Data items
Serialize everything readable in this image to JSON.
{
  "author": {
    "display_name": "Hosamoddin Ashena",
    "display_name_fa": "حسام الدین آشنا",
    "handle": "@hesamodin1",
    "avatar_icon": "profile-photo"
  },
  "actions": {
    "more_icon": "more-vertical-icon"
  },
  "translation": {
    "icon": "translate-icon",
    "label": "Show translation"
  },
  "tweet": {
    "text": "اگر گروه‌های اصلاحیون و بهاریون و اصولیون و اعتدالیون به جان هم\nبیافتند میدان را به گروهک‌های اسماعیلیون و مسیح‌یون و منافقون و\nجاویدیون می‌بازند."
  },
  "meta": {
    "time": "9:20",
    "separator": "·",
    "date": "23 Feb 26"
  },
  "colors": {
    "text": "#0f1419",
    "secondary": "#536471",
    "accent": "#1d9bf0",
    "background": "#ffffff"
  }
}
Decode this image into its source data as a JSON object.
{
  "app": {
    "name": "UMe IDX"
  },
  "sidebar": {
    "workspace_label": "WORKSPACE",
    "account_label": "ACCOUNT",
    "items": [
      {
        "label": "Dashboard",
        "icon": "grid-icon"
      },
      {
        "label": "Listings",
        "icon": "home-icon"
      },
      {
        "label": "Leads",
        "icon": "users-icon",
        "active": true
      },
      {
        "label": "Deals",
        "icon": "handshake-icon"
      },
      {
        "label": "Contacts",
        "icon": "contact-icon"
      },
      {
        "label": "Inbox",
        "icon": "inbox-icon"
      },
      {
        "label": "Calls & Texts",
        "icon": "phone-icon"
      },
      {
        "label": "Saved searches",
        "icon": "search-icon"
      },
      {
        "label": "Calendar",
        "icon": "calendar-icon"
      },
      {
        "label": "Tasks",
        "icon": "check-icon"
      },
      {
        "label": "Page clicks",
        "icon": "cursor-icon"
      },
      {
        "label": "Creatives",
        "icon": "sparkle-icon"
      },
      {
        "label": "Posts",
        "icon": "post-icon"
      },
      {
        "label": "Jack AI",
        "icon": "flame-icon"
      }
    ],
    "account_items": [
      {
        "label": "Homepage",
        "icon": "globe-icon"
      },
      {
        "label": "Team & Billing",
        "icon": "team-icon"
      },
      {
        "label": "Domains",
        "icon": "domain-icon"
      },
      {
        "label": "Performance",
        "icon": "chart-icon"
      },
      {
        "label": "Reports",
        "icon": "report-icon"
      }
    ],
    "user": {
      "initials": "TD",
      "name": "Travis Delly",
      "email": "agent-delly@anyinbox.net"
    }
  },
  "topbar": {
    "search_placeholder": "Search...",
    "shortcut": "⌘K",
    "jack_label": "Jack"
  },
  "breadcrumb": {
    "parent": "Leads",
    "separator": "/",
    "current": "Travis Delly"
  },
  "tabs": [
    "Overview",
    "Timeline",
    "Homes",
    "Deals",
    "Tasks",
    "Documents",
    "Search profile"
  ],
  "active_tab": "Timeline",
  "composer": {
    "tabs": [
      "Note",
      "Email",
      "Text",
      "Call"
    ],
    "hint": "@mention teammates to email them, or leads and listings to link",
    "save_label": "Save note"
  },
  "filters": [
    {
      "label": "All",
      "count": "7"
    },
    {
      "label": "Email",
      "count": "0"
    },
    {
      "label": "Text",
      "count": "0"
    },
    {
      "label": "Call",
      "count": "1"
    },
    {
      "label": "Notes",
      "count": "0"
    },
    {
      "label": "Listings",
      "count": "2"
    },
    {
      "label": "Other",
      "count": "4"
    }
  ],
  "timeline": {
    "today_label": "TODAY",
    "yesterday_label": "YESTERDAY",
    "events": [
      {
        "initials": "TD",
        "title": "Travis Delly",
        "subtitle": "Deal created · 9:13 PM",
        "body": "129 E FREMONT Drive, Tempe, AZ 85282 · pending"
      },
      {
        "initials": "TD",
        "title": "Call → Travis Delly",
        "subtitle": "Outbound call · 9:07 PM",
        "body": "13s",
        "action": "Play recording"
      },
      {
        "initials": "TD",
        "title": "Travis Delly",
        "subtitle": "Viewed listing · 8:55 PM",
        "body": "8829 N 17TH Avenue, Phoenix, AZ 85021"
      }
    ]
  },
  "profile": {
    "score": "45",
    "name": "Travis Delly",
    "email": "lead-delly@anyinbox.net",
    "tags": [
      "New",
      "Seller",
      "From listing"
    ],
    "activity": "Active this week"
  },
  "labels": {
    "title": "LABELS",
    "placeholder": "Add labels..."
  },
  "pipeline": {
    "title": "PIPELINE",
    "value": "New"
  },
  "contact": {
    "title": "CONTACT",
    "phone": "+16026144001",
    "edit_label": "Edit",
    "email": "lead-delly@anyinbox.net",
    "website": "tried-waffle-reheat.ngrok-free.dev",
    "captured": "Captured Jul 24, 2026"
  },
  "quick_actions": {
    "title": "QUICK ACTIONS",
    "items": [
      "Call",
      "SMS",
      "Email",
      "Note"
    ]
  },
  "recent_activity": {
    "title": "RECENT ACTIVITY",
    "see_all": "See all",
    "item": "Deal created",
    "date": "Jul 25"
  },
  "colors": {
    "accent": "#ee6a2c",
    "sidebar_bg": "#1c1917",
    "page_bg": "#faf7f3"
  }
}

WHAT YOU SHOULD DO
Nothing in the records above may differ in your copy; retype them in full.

EXERCISE RESULT
Serialize everything readable in this image to JSON.
{
  "author": {
    "display_name": "Hosamoddin Ashena",
    "display_name_fa": "حسام الدین آشنا",
    "handle": "@hesamodin1",
    "avatar_icon": "profile-photo"
  },
  "actions": {
    "more_icon": "more-vertical-icon"
  },
  "translation": {
    "icon": "translate-icon",
    "label": "Show translation"
  },
  "tweet": {
    "text": "اگر گروه‌های اصلاحیون و بهاریون و اصولیون و اعتدالیون به جان هم\nبیافتند میدان را به گروهک‌های اسماعیلیون و مسیح‌یون و منافقون و\nجاویدیون می‌بازند."
  },
  "meta": {
    "time": "9:20",
    "separator": "·",
    "date": "23 Feb 26"
  },
  "colors": {
    "text": "#0f1419",
    "secondary": "#536471",
    "accent": "#1d9bf0",
    "background": "#ffffff"
  }
}
Decode this image into its source data as a JSON object.
{
  "app": {
    "name": "UMe IDX"
  },
  "sidebar": {
    "workspace_label": "WORKSPACE",
    "account_label": "ACCOUNT",
    "items": [
      {
        "label": "Dashboard",
        "icon": "grid-icon"
      },
      {
        "label": "Listings",
        "icon": "home-icon"
      },
      {
        "label": "Leads",
        "icon": "users-icon",
        "active": true
      },
      {
        "label": "Deals",
        "icon": "handshake-icon"
      },
      {
        "label": "Contacts",
        "icon": "contact-icon"
      },
      {
        "label": "Inbox",
        "icon": "inbox-icon"
      },
      {
        "label": "Calls & Texts",
        "icon": "phone-icon"
      },
      {
        "label": "Saved searches",
        "icon": "search-icon"
      },
      {
        "label": "Calendar",
        "icon": "calendar-icon"
      },
      {
        "label": "Tasks",
        "icon": "check-icon"
      },
      {
        "label": "Page clicks",
        "icon": "cursor-icon"
      },
      {
        "label": "Creatives",
        "icon": "sparkle-icon"
      },
      {
        "label": "Posts",
        "icon": "post-icon"
      },
      {
        "label": "Jack AI",
        "icon": "flame-icon"
      }
    ],
    "account_items": [
      {
        "label": "Homepage",
        "icon": "globe-icon"
      },
      {
        "label": "Team & Billing",
        "icon": "team-icon"
      },
      {
        "label": "Domains",
        "icon": "domain-icon"
      },
      {
        "label": "Performance",
        "icon": "chart-icon"
      },
      {
        "label": "Reports",
        "icon": "report-icon"
      }
    ],
    "user": {
      "initials": "TD",
      "name": "Travis Delly",
      "email": "agent-delly@anyinbox.net"
    }
  },
  "topbar": {
    "search_placeholder": "Search...",
    "shortcut": "⌘K",
    "jack_label": "Jack"
  },
  "breadcrumb": {
    "parent": "Leads",
    "separator": "/",
    "current": "Travis Delly"
  },
  "tabs": [
    "Overview",
    "Timeline",
    "Homes",
    "Deals",
    "Tasks",
    "Documents",
    "Search profile"
  ],
  "active_tab": "Timeline",
  "composer": {
    "tabs": [
      "Note",
      "Email",
      "Text",
      "Call"
    ],
    "hint": "@mention teammates to email them, or leads and listings to link",
    "save_label": "Save note"
  },
  "filters": [
    {
      "label": "All",
      "count": "7"
    },
    {
      "label": "Email",
      "count": "0"
    },
    {
      "label": "Text",
      "count": "0"
    },
    {
      "label": "Call",
      "count": "1"
    },
    {
      "label": "Notes",
      "count": "0"
    },
    {
      "label": "Listings",
      "count": "2"
    },
    {
      "label": "Other",
      "count": "4"
    }
  ],
  "timeline": {
    "today_label": "TODAY",
    "yesterday_label": "YESTERDAY",
    "events": [
      {
        "initials": "TD",
        "title": "Travis Delly",
        "subtitle": "Deal created · 9:13 PM",
        "body": "129 E FREMONT Drive, Tempe, AZ 85282 · pending"
      },
      {
        "initials": "TD",
        "title": "Call → Travis Delly",
        "subtitle": "Outbound call · 9:07 PM",
        "body": "13s",
        "action": "Play recording"
      },
      {
        "initials": "TD",
        "title": "Travis Delly",
        "subtitle": "Viewed listing · 8:55 PM",
        "body": "8829 N 17TH Avenue, Phoenix, AZ 85021"
      }
    ]
  },
  "profile": {
    "score": "45",
    "name": "Travis Delly",
    "email": "lead-delly@anyinbox.net",
    "tags": [
      "New",
      "Seller",
      "From listing"
    ],
    "activity": "Active this week"
  },
  "labels": {
    "title": "LABELS",
    "placeholder": "Add labels..."
  },
  "pipeline": {
    "title": "PIPELINE",
    "value": "New"
  },
  "contact": {
    "title": "CONTACT",
    "phone": "+16026144001",
    "edit_label": "Edit",
    "email": "lead-delly@anyinbox.net",
    "website": "tried-waffle-reheat.ngrok-free.dev",
    "captured": "Captured Jul 24, 2026"
  },
  "quick_actions": {
    "title": "QUICK ACTIONS",
    "items": [
      "Call",
      "SMS",
      "Email",
      "Note"
    ]
  },
  "recent_activity": {
    "title": "RECENT ACTIVITY",
    "see_all": "See all",
    "item": "Deal created",
    "date": "Jul 25"
  },
  "colors": {
    "accent": "#ee6a2c",
    "sidebar_bg": "#1c1917",
    "page_bg": "#faf7f3"
  }
}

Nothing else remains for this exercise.